What he could have done was print brochures saying, ‘You could be one of those healed if you subscribe to my scroll for 10 drachmas a month.’ But he didn’t - he sent them away and told them to keep quiet about it.

One time, when things were really on a roll - when he fed a crowd of 5,000 men together with their wives and children on a bread roll and a few sardines - they tried to make Jesus their leader by force. But he offended them by talking about eating his body and drinking his blood, and he slipped away to be by himself.

Malcolm Muggeridge, well-known Christian journalist of two decades ago, said in his book Christ and the Media that if Jesus came back today the devil would offer him a fourth temptation: to appear on empire-wide Rome TV to promote his cause - and Jesus would refuse!

We have a phrase ‘saviour complex’ which we apply to do-gooders who feel the whole future of the world depends on them. But journalist and author Philip Yancey says, ‘The only genuine saviour the world ever had didn’t have a saviour complex.’ (‘Jesus, Not the God I Would Predict,’ Reality, No. 18 [December 1996], p. 10). When there was a crowd of needy people on the shore he would sometimes get in a boat, start the outboard, and cross the lake in the opposite direction. When people flocked to his door he would get up early and go into the Galilean hills to pray, or move on to the next village.

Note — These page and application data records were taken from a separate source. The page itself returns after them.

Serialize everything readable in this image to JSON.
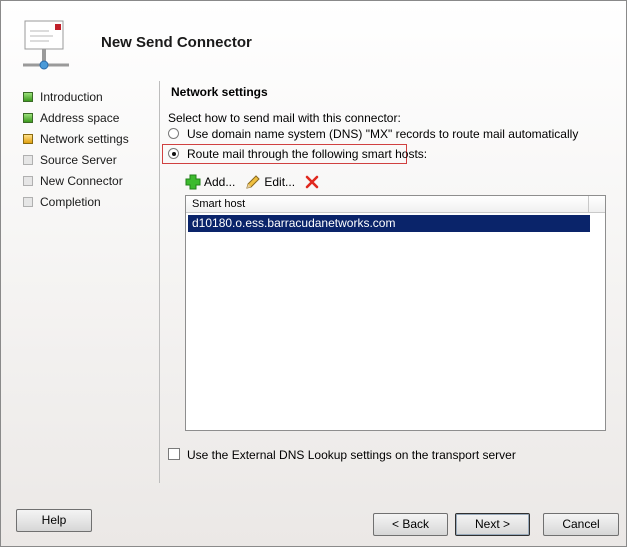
{
  "wizard": {
    "title": "New Send Connector",
    "steps": [
      {
        "label": "Introduction",
        "state": "done"
      },
      {
        "label": "Address space",
        "state": "done"
      },
      {
        "label": "Network settings",
        "state": "current"
      },
      {
        "label": "Source Server",
        "state": "todo"
      },
      {
        "label": "New Connector",
        "state": "todo"
      },
      {
        "label": "Completion",
        "state": "todo"
      }
    ]
  },
  "main": {
    "section_title": "Network settings",
    "instruction": "Select how to send mail with this connector:",
    "options": [
      {
        "label": "Use domain name system (DNS) \"MX\" records to route mail automatically",
        "selected": false
      },
      {
        "label": "Route mail through the following smart hosts:",
        "selected": true
      }
    ],
    "toolbar": {
      "add_label": "Add...",
      "edit_label": "Edit..."
    },
    "list": {
      "column_header": "Smart host",
      "rows": [
        "d10180.o.ess.barracudanetworks.com"
      ]
    },
    "external_dns": {
      "label": "Use the External DNS Lookup settings on the transport server",
      "checked": false
    }
  },
  "buttons": {
    "help": "Help",
    "back": "< Back",
    "next": "Next >",
    "cancel": "Cancel"
  },
  "colors": {
    "selection": "#0a246a",
    "highlight_border": "#d04040",
    "step_done": "#3c9a1e",
    "step_current": "#e0a010"
  },
  "icons": {
    "header": "mail-connector-icon",
    "add": "plus-icon",
    "edit": "pencil-icon",
    "remove": "x-icon"
  }
}
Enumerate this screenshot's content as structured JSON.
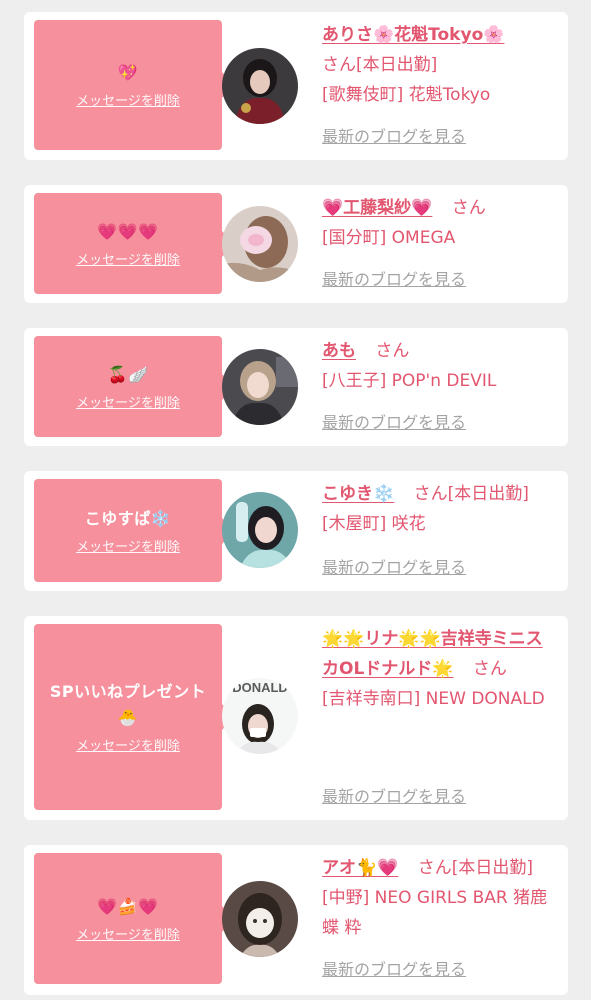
{
  "delete_label": "メッセージを削除",
  "blog_label": "最新のブログを見る",
  "cards": [
    {
      "message": "💖",
      "name": "ありさ🌸花魁Tokyo🌸",
      "suffix": "さん[本日出勤]",
      "shop": "[歌舞伎町] 花魁Tokyo"
    },
    {
      "message": "💗💗💗",
      "name": "💗工藤梨紗💗",
      "suffix": "さん",
      "shop": "[国分町] OMEGA"
    },
    {
      "message": "🍒🪽",
      "name": "あも",
      "suffix": "さん",
      "shop": "[八王子] POP'n DEVIL"
    },
    {
      "message": "こゆすぱ❄️",
      "name": "こゆき❄️",
      "suffix": "さん[本日出勤]",
      "shop": "[木屋町] 咲花"
    },
    {
      "message": "SPいいねプレゼント🐣",
      "name": "🌟🌟リナ🌟🌟吉祥寺ミニスカOLドナルド🌟",
      "suffix": "さん",
      "shop": "[吉祥寺南口] NEW DONALD",
      "avatar_text": "DONALD"
    },
    {
      "message": "💗🍰💗",
      "name": "アオ🐈💗",
      "suffix": "さん[本日出勤]",
      "shop": "[中野] NEO GIRLS BAR 猪鹿蝶 粋"
    }
  ]
}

Jesus issued the most unusual invitations. He said, ‘Take my yoke.’ ‘Take a towel and wash each others’ feet.’ ‘Take up you cross.’ These are not usual ways to get people to sign on.

‘Who does more for a people,’ asks Boris Pasternak in Doctor Zhivago (Ch. 4, § 12), ‘the one who coddles them or the one who forgets all about them and simply draws them after him into universality and deathlessness by the sheer beauty of his actions? -- Well, of course, there can’t be any argument about that . . . .’

The Unexpectedness of Jesus

Jesus was so unconventional that Philip Yancey in the article I have cited concludes that ‘You wouldn’t have wanted Jesus at your barbecue.’ Yancey says, ‘We tend to think of Jesus as a nice, sweet, gentle, "be-nice-to-your-Mummy-and-Daddy" great uncle, but actually that’s not what he was like. A lot of the time, people who invited him over for meals seemed to regret it later. He disrupted their party.’

Take the Sermon on the Mount. We are so used to the image of a man on a hillside in a pastel-coloured skirt that we miss the shock and challenge of what he actually said. He said, ‘You see those Roman soldiers who just charged into your village and killed one out of every ten babies in reprisal for some terrorist act? Love them. Go up to one of them and ask if you can carry his pack. And if he slaps you on the cheek for being a smart-alec Jew, offer him the other cheek. Be glad if he swears at you. Your reward is coming.’

Jesus’ advocated a second mile ethic. ‘If someone compels you to go one mile, go two.’ This is unexpected behaviour. These are the actions of a truly free person, unbeholden to anyone else. This is the lifestyle of Jesus. This is the freedom from self-interest the world so desperately needs.

Rob Yule
9 February 1997

© 1997, St Albans Presbyterian Church,
Palmerston North, New Zealand